It is clear from this study that gish is capable of suppressing parabss1/+ phenotypes and from other deletions identified in our screen that additional suppressor mutations may be found. The parabss1 mutant has been presented as a model for human intractable epilepsy, especially Dravet syndrome (Dravet 1978), a Na+ channelopathy (Parker et al. 2011a). The findings presented here on gish suppression of parabss1 suggest a compelling novel approach for developing options for intractable epilepsy therapeutics depending on exactly how well parabss1 models Dravet syndrome or other intractable epilepsies and how well these findings transfer to mammalian models. At present, available data show that the parabss1 model is a good one. Further experiments of this type as well as the isolation of new suppressors may bring us closer to unraveling the complexity of seizure disorders, especially intractable disorders.

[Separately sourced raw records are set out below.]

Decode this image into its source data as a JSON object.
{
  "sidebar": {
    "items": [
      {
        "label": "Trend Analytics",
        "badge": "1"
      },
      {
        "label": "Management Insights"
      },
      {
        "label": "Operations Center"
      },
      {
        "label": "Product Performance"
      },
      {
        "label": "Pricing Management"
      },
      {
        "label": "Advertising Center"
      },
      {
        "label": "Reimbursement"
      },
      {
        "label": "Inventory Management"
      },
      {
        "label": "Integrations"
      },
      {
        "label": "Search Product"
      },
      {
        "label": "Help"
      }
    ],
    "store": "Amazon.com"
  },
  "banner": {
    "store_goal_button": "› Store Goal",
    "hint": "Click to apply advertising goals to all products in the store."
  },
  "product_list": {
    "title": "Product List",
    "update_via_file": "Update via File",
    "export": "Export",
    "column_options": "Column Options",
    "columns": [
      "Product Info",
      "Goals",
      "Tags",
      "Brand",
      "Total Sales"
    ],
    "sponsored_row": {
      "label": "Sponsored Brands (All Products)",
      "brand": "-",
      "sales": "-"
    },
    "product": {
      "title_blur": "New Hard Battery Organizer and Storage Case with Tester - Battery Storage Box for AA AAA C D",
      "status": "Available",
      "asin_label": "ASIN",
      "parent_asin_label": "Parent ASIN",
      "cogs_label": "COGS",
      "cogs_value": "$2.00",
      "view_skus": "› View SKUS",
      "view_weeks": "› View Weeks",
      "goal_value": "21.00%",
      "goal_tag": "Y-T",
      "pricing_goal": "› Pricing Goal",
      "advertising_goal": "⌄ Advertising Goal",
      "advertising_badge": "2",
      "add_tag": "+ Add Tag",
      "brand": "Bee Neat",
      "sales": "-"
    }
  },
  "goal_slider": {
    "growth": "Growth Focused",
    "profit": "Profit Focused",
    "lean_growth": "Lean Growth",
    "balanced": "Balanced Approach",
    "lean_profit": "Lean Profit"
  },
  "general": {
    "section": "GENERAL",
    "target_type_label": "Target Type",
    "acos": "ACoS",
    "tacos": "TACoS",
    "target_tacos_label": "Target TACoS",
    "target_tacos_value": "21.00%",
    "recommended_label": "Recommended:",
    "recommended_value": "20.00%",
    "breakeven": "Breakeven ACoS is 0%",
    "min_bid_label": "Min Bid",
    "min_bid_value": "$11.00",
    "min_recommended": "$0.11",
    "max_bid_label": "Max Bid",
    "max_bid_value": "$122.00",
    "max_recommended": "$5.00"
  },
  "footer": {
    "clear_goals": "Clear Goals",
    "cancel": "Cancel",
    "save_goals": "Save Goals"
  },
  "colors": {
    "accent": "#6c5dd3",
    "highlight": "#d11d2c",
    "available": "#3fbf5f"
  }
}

This study was supported by awards from the McKnight Foundation and the National Institutes of Health (NS31231) to M.A.T. We thank the members of the Tanouye lab for helpful discussions throughout the project.
Communicating editor: H. D. Lipshitz